Rock, punk, garage, blues gathered and mixed perfectly under three simple words: Cage The Elephant. The Bowling Green, Kentucky band Cage the Elephant released their first album in 2008 and since then they toured long and hard to earn their fame and get fans on both sides of the Atlantic. They always play live, they’ve become successful after launching a pair of rock-radio hits under the form of loud, spirited garage rock tunes, and now they are moving forward. They have big plans for this year and they’ve just released their second album, Thank You, Happy Birthday.
The launch of the album was a big surprise for their fans and the press as well, because the members of the band themselves confessed that writing and recording sessions proved to be more than difficult. “We had written like 80 different song ideas, and I feel like we were really trying to write to a particular sound - like, what we thought Cage the Elephant should sound like - and we were pigeonholing ourselves,” frontman Matt Shultz said with a generous smile on his face.
He continued saying to MTV News that they “all started writing songs on our own, and they were really different from what we had written before, so we were like, ‘We should use these for a side project.’ And after a while, we realized most of the songs we liked were ’side-project songs,’ [so] we made it our album.”

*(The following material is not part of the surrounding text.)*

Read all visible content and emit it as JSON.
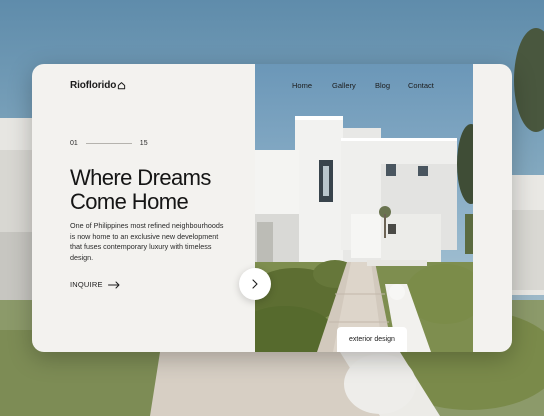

And Thank You, Happy Birthday is a mélange à la Cage The Elephant. It’s fresh, it’s funky, it’s pop, it’s dreamy, it’s an adventurous trip into the 20th and 21st centuries. Matt Shultz admitted that he found inspiration from his personal life: “At the time, I had just broken up with my girlfriend of five years, and I’d drive around until like 3 or 4 in the morning listening to Doolittle. It was my therapy, I guess. It’s not something I think you should try to hide, and especially don’t try to change your behavior. You don’t want to end up like some people, where their lives have been torn to shreds and they’re, like, smeared in the press.” And he carried those feelings into the songs he wrote for the album, dealing with themes such as heartbreak, loss and alienation in the 90s’ specific style. “I’d rather people know everything that’s terrible about me than hide all the terrible things and have them come out,” he added.
However, launching the album was just the first step they’ve made this year, a year announced to be very busy for them. They will open a few dates for the Black Keys, they will hit the road in February for their own headlining tour and they’ll play at Coachella in April.
This entry was posted on Friday, January 21st, 2011 at 8:05 pm and is filed under News.